• _WHAT THIS TASK INVOLVES_
In the data that follows, every line containing the word "Descartes" should be returned.

• _Web page and app entries_
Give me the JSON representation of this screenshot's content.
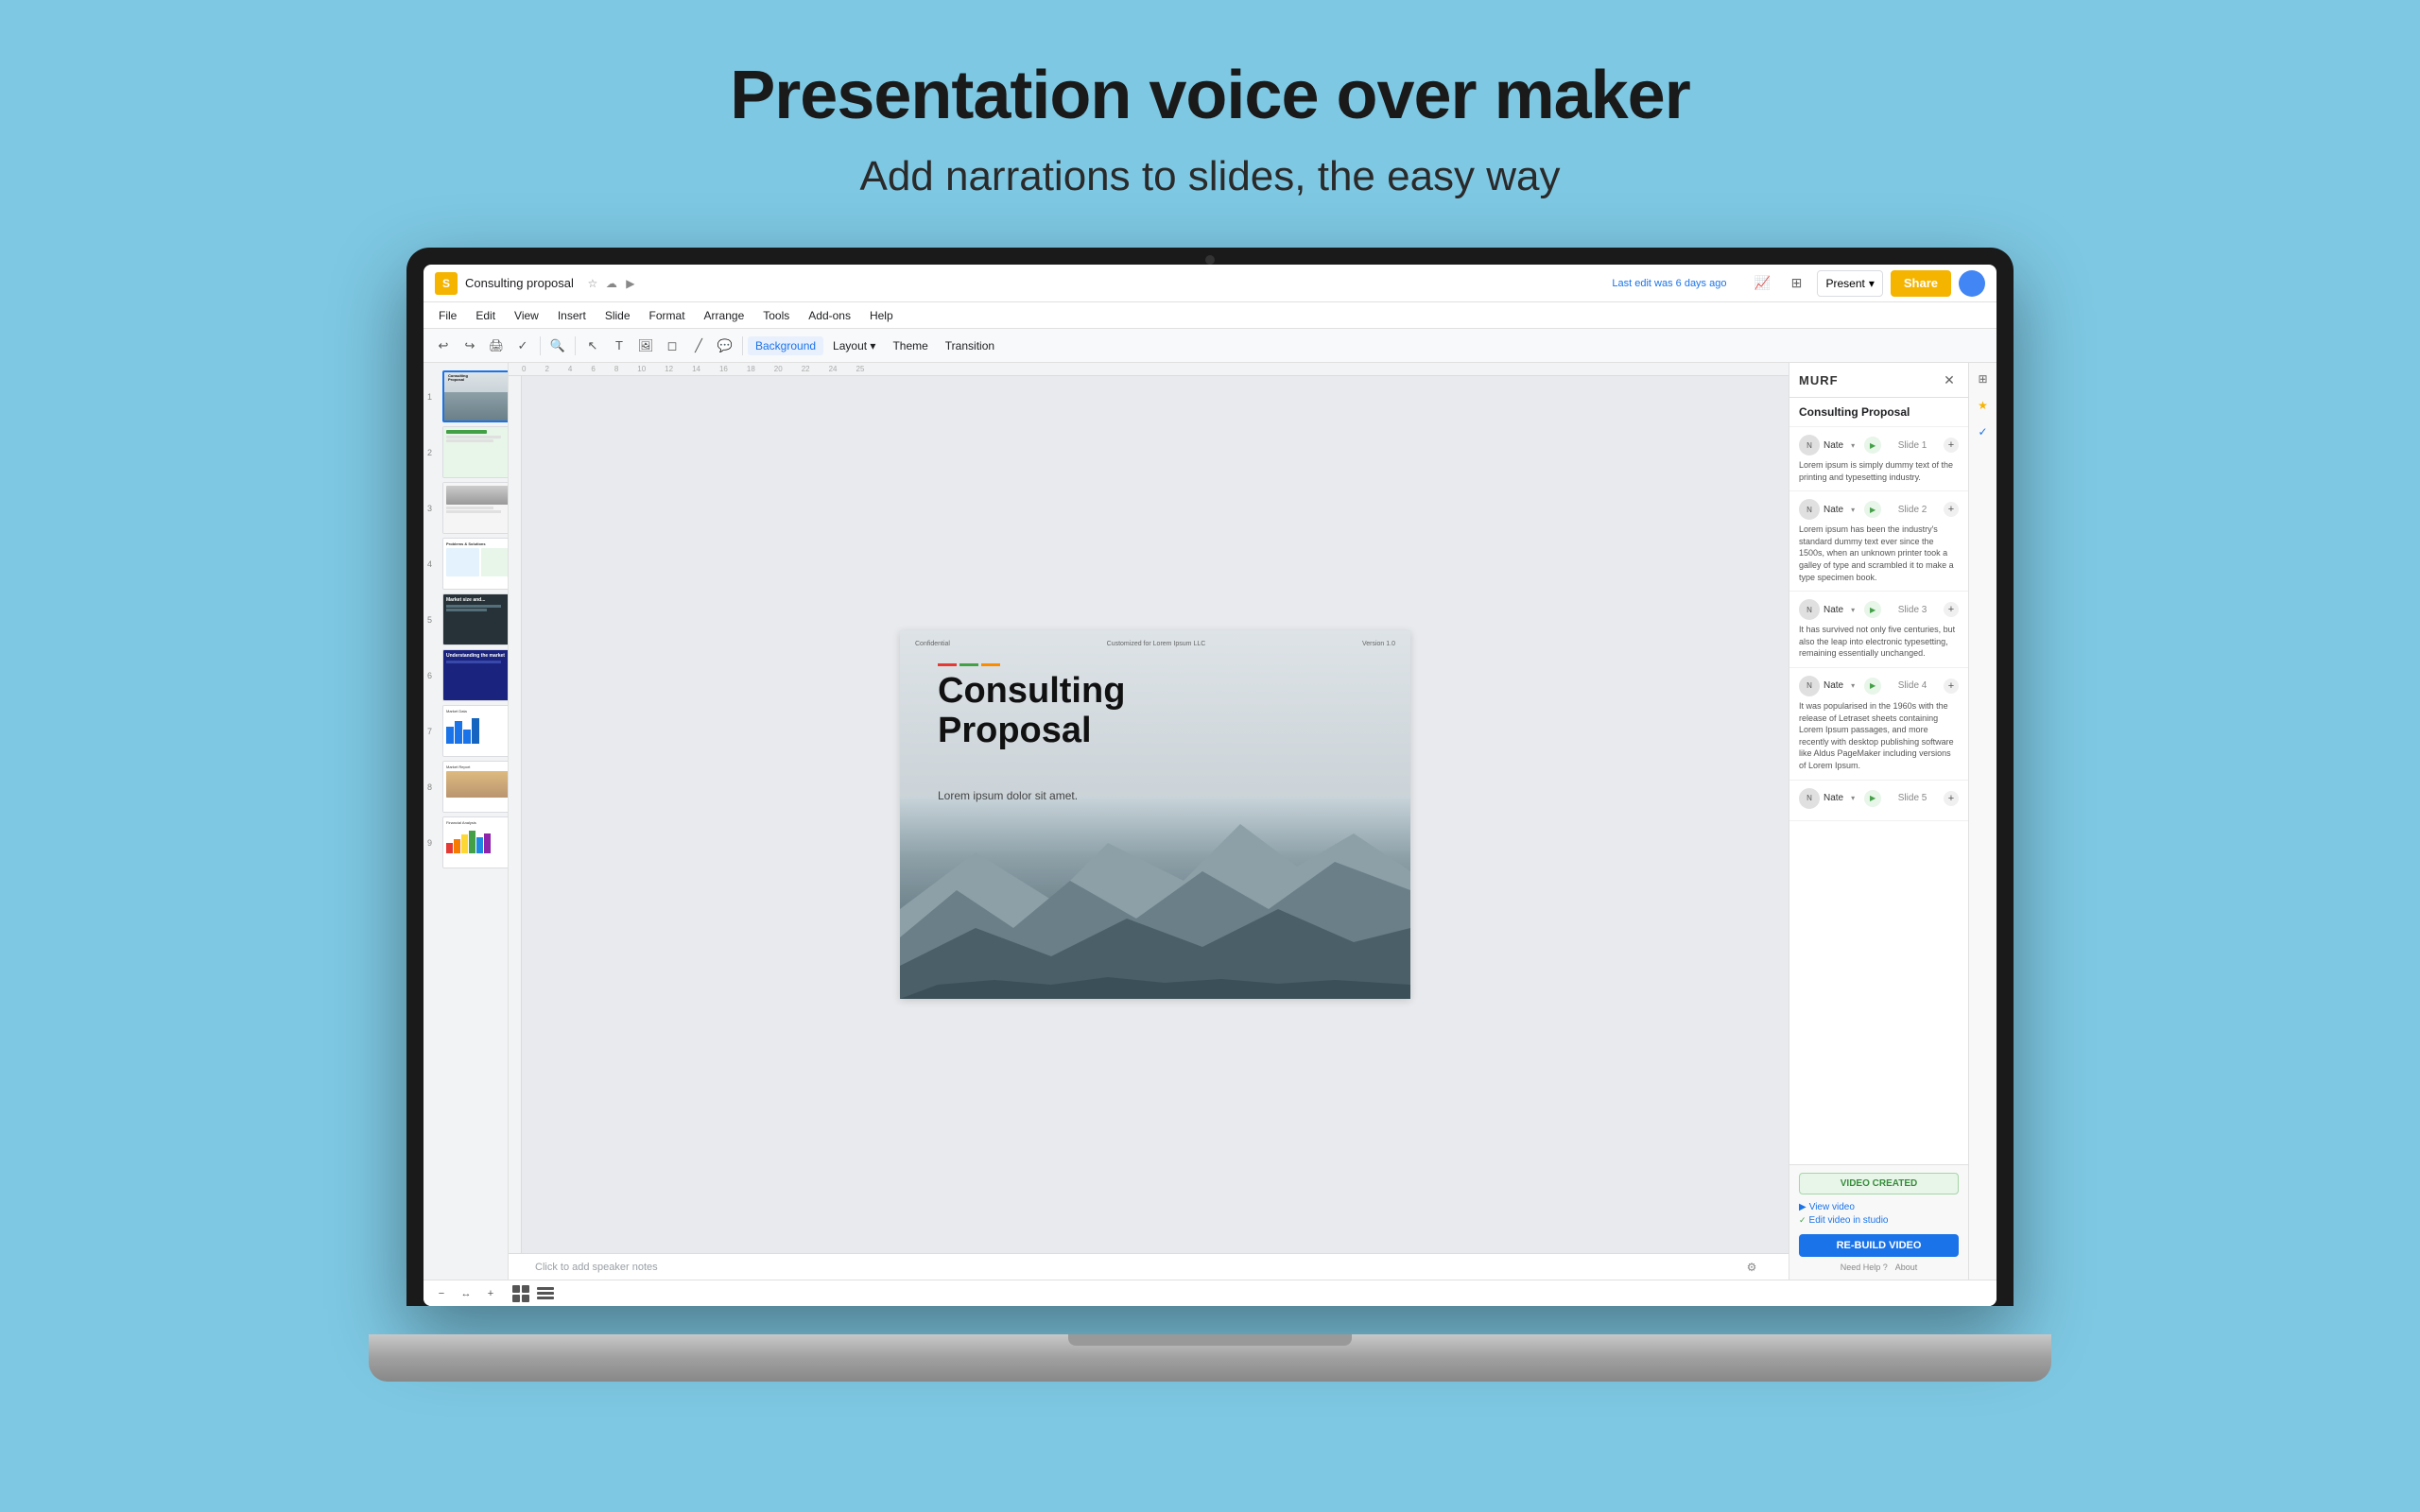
{
  "page": {
    "title": "Presentation voice over maker",
    "subtitle": "Add narrations to slides, the easy way",
    "bg_color": "#7ec8e3"
  },
  "slides_app": {
    "doc_title": "Consulting proposal",
    "last_edit": "Last edit was 6 days ago",
    "menu_items": [
      "File",
      "Edit",
      "View",
      "Insert",
      "Slide",
      "Format",
      "Arrange",
      "Tools",
      "Add-ons",
      "Help"
    ],
    "toolbar_items": [
      "Background",
      "Layout",
      "Theme",
      "Transition"
    ],
    "present_label": "Present",
    "share_label": "Share",
    "slide_title": "Consulting\nProposal",
    "slide_subtitle": "Lorem ipsum dolor sit amet.",
    "slide_confidential": "Confidential",
    "slide_customized": "Customized for Lorem Ipsum LLC",
    "slide_version": "Version 1.0",
    "speaker_notes": "Click to add speaker notes"
  },
  "murf": {
    "logo": "MURF",
    "panel_title": "Consulting Proposal",
    "slides": [
      {
        "voice": "Nate",
        "slide_num": "Slide 1",
        "text": "Lorem ipsum is simply dummy text of the printing and typesetting industry."
      },
      {
        "voice": "Nate",
        "slide_num": "Slide 2",
        "text": "Lorem ipsum has been the industry's standard dummy text ever since the 1500s, when an unknown printer took a galley of type and scrambled it to make a type specimen book."
      },
      {
        "voice": "Nate",
        "slide_num": "Slide 3",
        "text": "It has survived not only five centuries, but also the leap into electronic typesetting, remaining essentially unchanged."
      },
      {
        "voice": "Nate",
        "slide_num": "Slide 4",
        "text": "It was popularised in the 1960s with the release of Letraset sheets containing Lorem Ipsum passages, and more recently with desktop publishing software like Aldus PageMaker including versions of Lorem Ipsum."
      },
      {
        "voice": "Nate",
        "slide_num": "Slide 5",
        "text": ""
      }
    ],
    "video_created_label": "VIDEO CREATED",
    "view_video_label": "View video",
    "edit_video_label": "Edit video in studio",
    "rebuild_label": "RE-BUILD VIDEO",
    "need_help": "Need Help ?",
    "about": "About"
  }
}
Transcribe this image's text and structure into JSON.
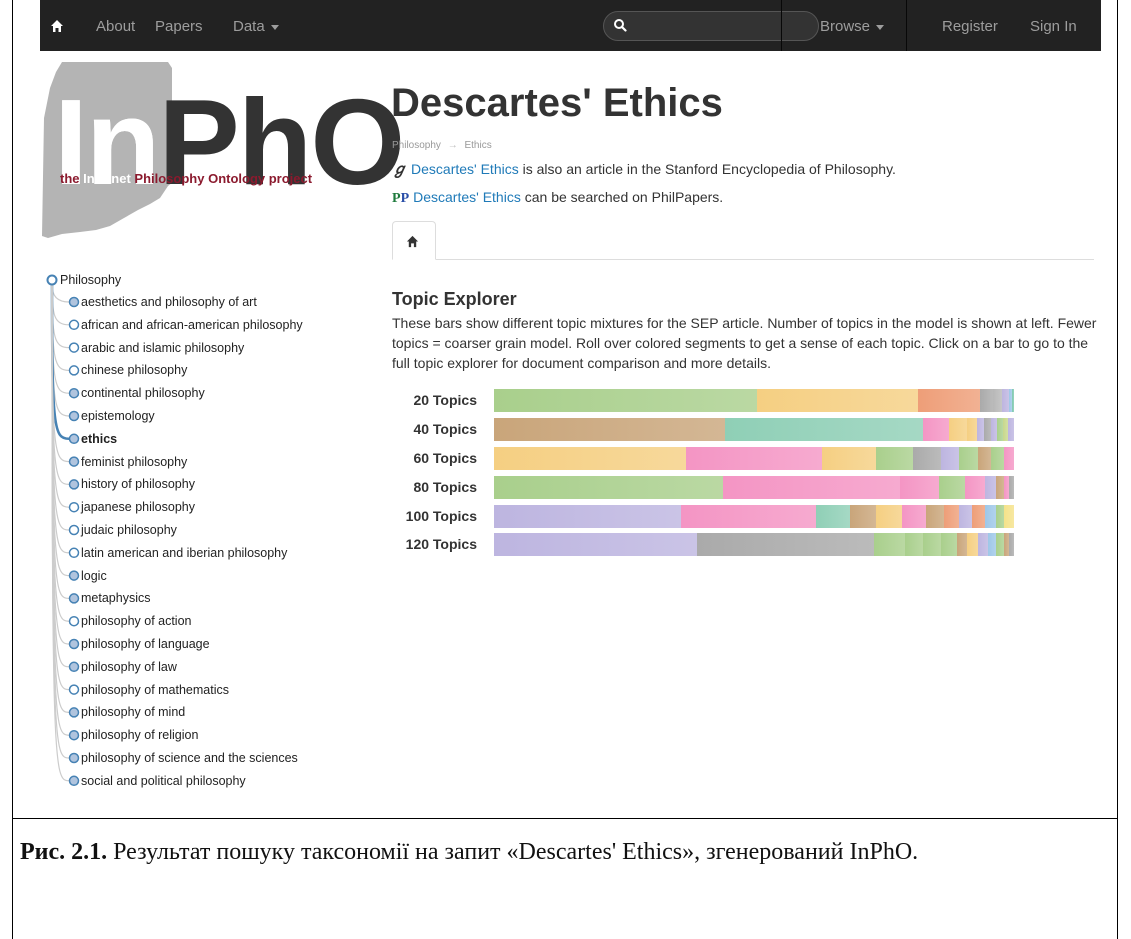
{
  "navbar": {
    "home_icon": "home-icon",
    "about": "About",
    "papers": "Papers",
    "data": "Data",
    "search_placeholder": "",
    "browse": "Browse",
    "register": "Register",
    "signin": "Sign In"
  },
  "logo": {
    "main_text_part1": "In",
    "main_text_part2": "PhO",
    "sub_part1": "the ",
    "sub_part2": "Internet",
    "sub_part3": " Philosophy Ontology project"
  },
  "page": {
    "title": "Descartes' Ethics",
    "breadcrumb": {
      "root": "Philosophy",
      "arrow": "→",
      "leaf": "Ethics"
    },
    "sep_link": "Descartes' Ethics",
    "sep_text": " is also an article in the Stanford Encyclopedia of Philosophy.",
    "philpapers_link": "Descartes' Ethics",
    "philpapers_text": " can be searched on PhilPapers.",
    "sep_icon": "sep-icon",
    "philpapers_icon": "philpapers-icon",
    "tab_icon": "home-icon"
  },
  "topic_explorer": {
    "title": "Topic Explorer",
    "description": "These bars show different topic mixtures for the SEP article. Number of topics in the model is shown at left. Fewer topics = coarser grain model. Roll over colored segments to get a sense of each topic. Click on a bar to go to the full topic explorer for document comparison and more details.",
    "rows": [
      {
        "label": "20 Topics",
        "segments": [
          {
            "share": 50.5,
            "color": "#a9cf8c"
          },
          {
            "share": 31,
            "color": "#f5cf82"
          },
          {
            "share": 12,
            "color": "#ee9e78"
          },
          {
            "share": 2.4,
            "color": "#aaaaaa"
          },
          {
            "share": 1.8,
            "color": "#b8b8b8"
          },
          {
            "share": 1.3,
            "color": "#bdb5e0"
          },
          {
            "share": 0.6,
            "color": "#9ec7e8"
          },
          {
            "share": 0.4,
            "color": "#80c9b0"
          }
        ]
      },
      {
        "label": "40 Topics",
        "segments": [
          {
            "share": 44.5,
            "color": "#c9a57a"
          },
          {
            "share": 38,
            "color": "#8fcfb6"
          },
          {
            "share": 5,
            "color": "#f495c4"
          },
          {
            "share": 3.5,
            "color": "#f5cf82"
          },
          {
            "share": 1.9,
            "color": "#f5cf82"
          },
          {
            "share": 1.3,
            "color": "#bdb5e0"
          },
          {
            "share": 1.3,
            "color": "#aaaaaa"
          },
          {
            "share": 1.2,
            "color": "#bdb5e0"
          },
          {
            "share": 1.2,
            "color": "#a9cf8c"
          },
          {
            "share": 1,
            "color": "#c8d88c"
          },
          {
            "share": 1.1,
            "color": "#bdb5e0"
          }
        ]
      },
      {
        "label": "60 Topics",
        "segments": [
          {
            "share": 37,
            "color": "#f5cf82"
          },
          {
            "share": 26,
            "color": "#f495c4"
          },
          {
            "share": 10.5,
            "color": "#f5cf82"
          },
          {
            "share": 7,
            "color": "#a9cf8c"
          },
          {
            "share": 5.5,
            "color": "#aaaaaa"
          },
          {
            "share": 3.5,
            "color": "#bdb5e0"
          },
          {
            "share": 3.5,
            "color": "#a9cf8c"
          },
          {
            "share": 2.5,
            "color": "#c9a57a"
          },
          {
            "share": 2.5,
            "color": "#a9cf8c"
          },
          {
            "share": 2,
            "color": "#f495c4"
          }
        ]
      },
      {
        "label": "80 Topics",
        "segments": [
          {
            "share": 44,
            "color": "#a9cf8c"
          },
          {
            "share": 34,
            "color": "#f495c4"
          },
          {
            "share": 7.5,
            "color": "#f495c4"
          },
          {
            "share": 5,
            "color": "#a9cf8c"
          },
          {
            "share": 4,
            "color": "#f495c4"
          },
          {
            "share": 2,
            "color": "#bdb5e0"
          },
          {
            "share": 1.5,
            "color": "#c9a57a"
          },
          {
            "share": 1,
            "color": "#f495c4"
          },
          {
            "share": 1,
            "color": "#aaaaaa"
          }
        ]
      },
      {
        "label": "100 Topics",
        "segments": [
          {
            "share": 36,
            "color": "#bdb5e0"
          },
          {
            "share": 26,
            "color": "#f495c4"
          },
          {
            "share": 6.5,
            "color": "#8fcfb6"
          },
          {
            "share": 5,
            "color": "#c9a57a"
          },
          {
            "share": 5,
            "color": "#f5cf82"
          },
          {
            "share": 4.5,
            "color": "#f495c4"
          },
          {
            "share": 3.5,
            "color": "#c9a57a"
          },
          {
            "share": 3,
            "color": "#ee9e78"
          },
          {
            "share": 2.5,
            "color": "#bdb5e0"
          },
          {
            "share": 2.5,
            "color": "#ee9e78"
          },
          {
            "share": 2,
            "color": "#9ec7e8"
          },
          {
            "share": 1.5,
            "color": "#a9cf8c"
          },
          {
            "share": 2,
            "color": "#f5e28a"
          }
        ]
      },
      {
        "label": "120 Topics",
        "segments": [
          {
            "share": 39,
            "color": "#bdb5e0"
          },
          {
            "share": 34,
            "color": "#aaaaaa"
          },
          {
            "share": 6,
            "color": "#a9cf8c"
          },
          {
            "share": 3.5,
            "color": "#a9cf8c"
          },
          {
            "share": 3.5,
            "color": "#a9cf8c"
          },
          {
            "share": 3,
            "color": "#a9cf8c"
          },
          {
            "share": 2,
            "color": "#c9a57a"
          },
          {
            "share": 2,
            "color": "#f5cf82"
          },
          {
            "share": 2,
            "color": "#bdb5e0"
          },
          {
            "share": 1.5,
            "color": "#9ec7e8"
          },
          {
            "share": 1.5,
            "color": "#a9cf8c"
          },
          {
            "share": 1,
            "color": "#c9a57a"
          },
          {
            "share": 1,
            "color": "#aaaaaa"
          }
        ]
      }
    ]
  },
  "tree": {
    "root": "Philosophy",
    "children": [
      {
        "label": "aesthetics and philosophy of art",
        "filled": true,
        "bold": false
      },
      {
        "label": "african and african-american philosophy",
        "filled": false,
        "bold": false
      },
      {
        "label": "arabic and islamic philosophy",
        "filled": false,
        "bold": false
      },
      {
        "label": "chinese philosophy",
        "filled": false,
        "bold": false
      },
      {
        "label": "continental philosophy",
        "filled": true,
        "bold": false
      },
      {
        "label": "epistemology",
        "filled": true,
        "bold": false
      },
      {
        "label": "ethics",
        "filled": true,
        "bold": true
      },
      {
        "label": "feminist philosophy",
        "filled": true,
        "bold": false
      },
      {
        "label": "history of philosophy",
        "filled": true,
        "bold": false
      },
      {
        "label": "japanese philosophy",
        "filled": false,
        "bold": false
      },
      {
        "label": "judaic philosophy",
        "filled": false,
        "bold": false
      },
      {
        "label": "latin american and iberian philosophy",
        "filled": false,
        "bold": false
      },
      {
        "label": "logic",
        "filled": true,
        "bold": false
      },
      {
        "label": "metaphysics",
        "filled": true,
        "bold": false
      },
      {
        "label": "philosophy of action",
        "filled": false,
        "bold": false
      },
      {
        "label": "philosophy of language",
        "filled": true,
        "bold": false
      },
      {
        "label": "philosophy of law",
        "filled": true,
        "bold": false
      },
      {
        "label": "philosophy of mathematics",
        "filled": false,
        "bold": false
      },
      {
        "label": "philosophy of mind",
        "filled": true,
        "bold": false
      },
      {
        "label": "philosophy of religion",
        "filled": true,
        "bold": false
      },
      {
        "label": "philosophy of science and the sciences",
        "filled": true,
        "bold": false
      },
      {
        "label": "social and political philosophy",
        "filled": true,
        "bold": false
      }
    ]
  },
  "caption": {
    "label": "Рис. 2.1.",
    "text": " Результат пошуку таксономії на запит «Descartes' Ethics», згенерований InPhO."
  }
}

• _WRITTEN REPLY_
    "title": "Descartes' Ethics",
    "sep_link": "Descartes' Ethics",
    "philpapers_link": "Descartes' Ethics",
    "text": " Результат пошуку таксономії на запит «Descartes' Ethics», згенерований InPhO."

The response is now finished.